◆ TASK DIRECTIONS:
Print every line of the material exactly.

■ ■ ■ ■

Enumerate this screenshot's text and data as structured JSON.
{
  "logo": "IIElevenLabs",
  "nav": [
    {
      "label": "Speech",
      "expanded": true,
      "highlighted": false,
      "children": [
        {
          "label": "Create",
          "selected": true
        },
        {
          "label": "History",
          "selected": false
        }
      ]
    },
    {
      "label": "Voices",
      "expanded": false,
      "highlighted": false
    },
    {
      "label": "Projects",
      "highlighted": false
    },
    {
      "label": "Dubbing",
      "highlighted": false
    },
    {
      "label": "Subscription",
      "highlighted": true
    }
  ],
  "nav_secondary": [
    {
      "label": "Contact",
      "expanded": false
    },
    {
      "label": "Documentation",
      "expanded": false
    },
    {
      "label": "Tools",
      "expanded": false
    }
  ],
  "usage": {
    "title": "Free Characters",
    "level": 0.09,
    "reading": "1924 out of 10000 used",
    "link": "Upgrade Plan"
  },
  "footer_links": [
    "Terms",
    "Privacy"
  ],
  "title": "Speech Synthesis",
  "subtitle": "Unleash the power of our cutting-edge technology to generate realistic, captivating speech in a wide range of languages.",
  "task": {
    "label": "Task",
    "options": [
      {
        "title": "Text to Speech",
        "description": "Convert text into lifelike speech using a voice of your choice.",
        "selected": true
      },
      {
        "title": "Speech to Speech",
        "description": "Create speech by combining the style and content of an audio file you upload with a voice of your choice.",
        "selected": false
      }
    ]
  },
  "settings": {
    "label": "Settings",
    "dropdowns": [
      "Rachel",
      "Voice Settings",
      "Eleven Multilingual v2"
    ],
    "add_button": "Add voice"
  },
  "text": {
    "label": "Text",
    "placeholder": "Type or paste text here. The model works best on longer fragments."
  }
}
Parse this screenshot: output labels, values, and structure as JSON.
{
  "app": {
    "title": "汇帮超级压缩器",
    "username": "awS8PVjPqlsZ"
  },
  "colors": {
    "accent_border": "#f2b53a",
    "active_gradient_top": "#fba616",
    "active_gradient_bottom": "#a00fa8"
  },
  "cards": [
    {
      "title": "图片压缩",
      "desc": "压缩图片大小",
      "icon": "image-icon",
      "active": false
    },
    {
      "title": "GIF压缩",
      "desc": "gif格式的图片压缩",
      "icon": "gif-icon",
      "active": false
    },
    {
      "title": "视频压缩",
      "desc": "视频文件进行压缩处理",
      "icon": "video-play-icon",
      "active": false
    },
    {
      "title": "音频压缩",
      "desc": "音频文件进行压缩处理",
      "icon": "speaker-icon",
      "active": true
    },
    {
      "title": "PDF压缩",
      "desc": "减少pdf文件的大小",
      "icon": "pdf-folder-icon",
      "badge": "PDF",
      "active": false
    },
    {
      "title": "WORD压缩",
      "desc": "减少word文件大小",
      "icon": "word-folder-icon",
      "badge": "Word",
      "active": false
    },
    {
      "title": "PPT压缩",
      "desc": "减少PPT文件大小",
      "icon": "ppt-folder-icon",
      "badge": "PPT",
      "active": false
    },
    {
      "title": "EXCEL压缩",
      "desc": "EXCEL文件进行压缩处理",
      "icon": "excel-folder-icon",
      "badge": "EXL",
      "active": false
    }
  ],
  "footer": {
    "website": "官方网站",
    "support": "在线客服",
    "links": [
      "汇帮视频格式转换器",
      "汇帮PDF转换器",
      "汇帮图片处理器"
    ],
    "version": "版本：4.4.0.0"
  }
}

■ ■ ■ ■

◆ REPLY TO THE EXERCISE:
Enumerate this screenshot's text and data as structured JSON.
{
  "logo": "IIElevenLabs",
  "nav": [
    {
      "label": "Speech",
      "expanded": true,
      "highlighted": false,
      "children": [
        {
          "label": "Create",
          "selected": true
        },
        {
          "label": "History",
          "selected": false
        }
      ]
    },
    {
      "label": "Voices",
      "expanded": false,
      "highlighted": false
    },
    {
      "label": "Projects",
      "highlighted": false
    },
    {
      "label": "Dubbing",
      "highlighted": false
    },
    {
      "label": "Subscription",
      "highlighted": true
    }
  ],
  "nav_secondary": [
    {
      "label": "Contact",
      "expanded": false
    },
    {
      "label": "Documentation",
      "expanded": false
    },
    {
      "label": "Tools",
      "expanded": false
    }
  ],
  "usage": {
    "title": "Free Characters",
    "level": 0.09,
    "reading": "1924 out of 10000 used",
    "link": "Upgrade Plan"
  },
  "footer_links": [
    "Terms",
    "Privacy"
  ],
  "title": "Speech Synthesis",
  "subtitle": "Unleash the power of our cutting-edge technology to generate realistic, captivating speech in a wide range of languages.",
  "task": {
    "label": "Task",
    "options": [
      {
        "title": "Text to Speech",
        "description": "Convert text into lifelike speech using a voice of your choice.",
        "selected": true
      },
      {
        "title": "Speech to Speech",
        "description": "Create speech by combining the style and content of an audio file you upload with a voice of your choice.",
        "selected": false
      }
    ]
  },
  "settings": {
    "label": "Settings",
    "dropdowns": [
      "Rachel",
      "Voice Settings",
      "Eleven Multilingual v2"
    ],
    "add_button": "Add voice"
  },
  "text": {
    "label": "Text",
    "placeholder": "Type or paste text here. The model works best on longer fragments."
  }
}
Parse this screenshot: output labels, values, and structure as JSON.
{
  "app": {
    "title": "汇帮超级压缩器",
    "username": "awS8PVjPqlsZ"
  },
  "colors": {
    "accent_border": "#f2b53a",
    "active_gradient_top": "#fba616",
    "active_gradient_bottom": "#a00fa8"
  },
  "cards": [
    {
      "title": "图片压缩",
      "desc": "压缩图片大小",
      "icon": "image-icon",
      "active": false
    },
    {
      "title": "GIF压缩",
      "desc": "gif格式的图片压缩",
      "icon": "gif-icon",
      "active": false
    },
    {
      "title": "视频压缩",
      "desc": "视频文件进行压缩处理",
      "icon": "video-play-icon",
      "active": false
    },
    {
      "title": "音频压缩",
      "desc": "音频文件进行压缩处理",
      "icon": "speaker-icon",
      "active": true
    },
    {
      "title": "PDF压缩",
      "desc": "减少pdf文件的大小",
      "icon": "pdf-folder-icon",
      "badge": "PDF",
      "active": false
    },
    {
      "title": "WORD压缩",
      "desc": "减少word文件大小",
      "icon": "word-folder-icon",
      "badge": "Word",
      "active": false
    },
    {
      "title": "PPT压缩",
      "desc": "减少PPT文件大小",
      "icon": "ppt-folder-icon",
      "badge": "PPT",
      "active": false
    },
    {
      "title": "EXCEL压缩",
      "desc": "EXCEL文件进行压缩处理",
      "icon": "excel-folder-icon",
      "badge": "EXL",
      "active": false
    }
  ],
  "footer": {
    "website": "官方网站",
    "support": "在线客服",
    "links": [
      "汇帮视频格式转换器",
      "汇帮PDF转换器",
      "汇帮图片处理器"
    ],
    "version": "版本：4.4.0.0"
  }
}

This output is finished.